__Entries from a dataset of interfaces__.
......
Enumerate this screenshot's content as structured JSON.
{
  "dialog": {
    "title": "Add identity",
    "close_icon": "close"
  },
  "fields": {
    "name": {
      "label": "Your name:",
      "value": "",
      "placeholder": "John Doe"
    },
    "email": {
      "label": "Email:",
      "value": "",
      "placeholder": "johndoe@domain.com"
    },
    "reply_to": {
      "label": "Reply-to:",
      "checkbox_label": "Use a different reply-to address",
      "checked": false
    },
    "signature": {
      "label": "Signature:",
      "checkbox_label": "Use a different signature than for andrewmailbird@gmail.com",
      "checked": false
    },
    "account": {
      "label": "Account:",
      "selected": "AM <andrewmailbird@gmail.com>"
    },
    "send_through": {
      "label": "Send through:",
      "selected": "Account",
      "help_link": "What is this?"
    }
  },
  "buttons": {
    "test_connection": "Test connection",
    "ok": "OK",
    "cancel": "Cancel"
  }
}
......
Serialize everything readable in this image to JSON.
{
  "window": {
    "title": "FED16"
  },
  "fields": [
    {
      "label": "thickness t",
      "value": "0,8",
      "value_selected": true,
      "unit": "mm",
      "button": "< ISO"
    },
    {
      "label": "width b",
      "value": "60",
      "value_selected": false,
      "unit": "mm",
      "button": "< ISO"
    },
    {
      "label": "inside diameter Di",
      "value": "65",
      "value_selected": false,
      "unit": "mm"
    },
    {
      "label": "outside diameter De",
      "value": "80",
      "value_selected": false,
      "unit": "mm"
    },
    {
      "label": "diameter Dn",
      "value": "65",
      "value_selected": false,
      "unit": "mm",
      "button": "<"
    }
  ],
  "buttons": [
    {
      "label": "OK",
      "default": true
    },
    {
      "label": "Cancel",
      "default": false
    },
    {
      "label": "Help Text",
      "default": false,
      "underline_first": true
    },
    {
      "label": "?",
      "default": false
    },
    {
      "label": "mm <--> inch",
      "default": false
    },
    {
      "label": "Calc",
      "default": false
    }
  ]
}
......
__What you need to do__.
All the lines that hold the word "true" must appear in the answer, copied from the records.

__Output of the task__.
      "value_selected": true,
      "default": true
      "underline_first": true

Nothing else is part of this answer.